The report, produced by research firm TIAX LLC, reviewed power consumption data on best-selling high-definition liquid crystal (LCD) and plasma display models produced between 2003 and 2010. The report examined active and standby power consumption in models with screen sizes ranging from 13- to 65-inches.
First shown at CES in January of this year, Samsung this week announced the Canadian launch of its new 9000 premium series of 3D ready LCD HD televisions.
Features of the sets include: super slim panel (less than 8 millimetres thick); stainless steel metal chassis; edge lit LED lighting; 1920 x 1080p resolution; quadruple frame rate (240 Hz); Samsung’s HyperReal video processing engine; Internet connectivity DLNA certification and four HDMI inputs.
Toshiba today announced the availability of its new DLNA certified UX600 Internet enabled television (IETV) in 40″, 46″ and 55″ screen sizes.
In the United States, the sets will have access to a number of Internet services including Facebook, Twitter, YouTube, Flickr, Picasa and the New Youork Times news service.
By 2011, light-emitting diodes (LEDs) will become the primary light source for LCD flat panel televisions according to a recent report from DisplaySearch.

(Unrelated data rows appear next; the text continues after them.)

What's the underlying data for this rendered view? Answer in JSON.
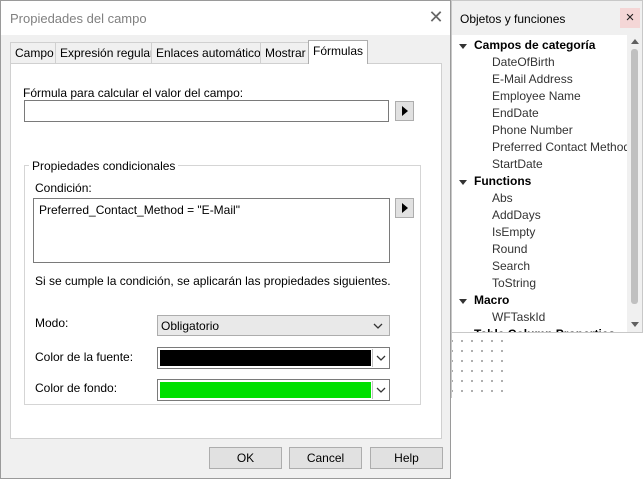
{
  "dialog": {
    "title": "Propiedades del campo",
    "tabs": [
      "Campo",
      "Expresión regular",
      "Enlaces automáticos",
      "Mostrar",
      "Fórmulas"
    ],
    "active_tab": "Fórmulas",
    "formula_label": "Fórmula para calcular el valor del campo:",
    "formula_value": "",
    "group_title": "Propiedades condicionales",
    "condition_label": "Condición:",
    "condition_value": "Preferred_Contact_Method = \"E-Mail\"",
    "note": "Si se cumple la condición, se aplicarán las propiedades siguientes.",
    "mode_label": "Modo:",
    "mode_value": "Obligatorio",
    "font_color_label": "Color de la fuente:",
    "font_color": "#000000",
    "bg_color_label": "Color de fondo:",
    "bg_color": "#00e000",
    "buttons": {
      "ok": "OK",
      "cancel": "Cancel",
      "help": "Help"
    }
  },
  "panel": {
    "title": "Objetos y funciones",
    "close": "×",
    "groups": [
      {
        "name": "Campos de categoría",
        "items": [
          "DateOfBirth",
          "E-Mail Address",
          "Employee Name",
          "EndDate",
          "Phone Number",
          "Preferred Contact Method",
          "StartDate"
        ]
      },
      {
        "name": "Functions",
        "items": [
          "Abs",
          "AddDays",
          "IsEmpty",
          "Round",
          "Search",
          "ToString"
        ]
      },
      {
        "name": "Macro",
        "items": [
          "WFTaskId"
        ]
      },
      {
        "name": "Table Column Properties",
        "items": []
      }
    ]
  }
}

The research firm estimates that 56% share of all LCD televisions will be illuminated by LED, up from 27.8% in 2009. Currently most LCD televisions use fluorescent tubes (CCFL and EEFL).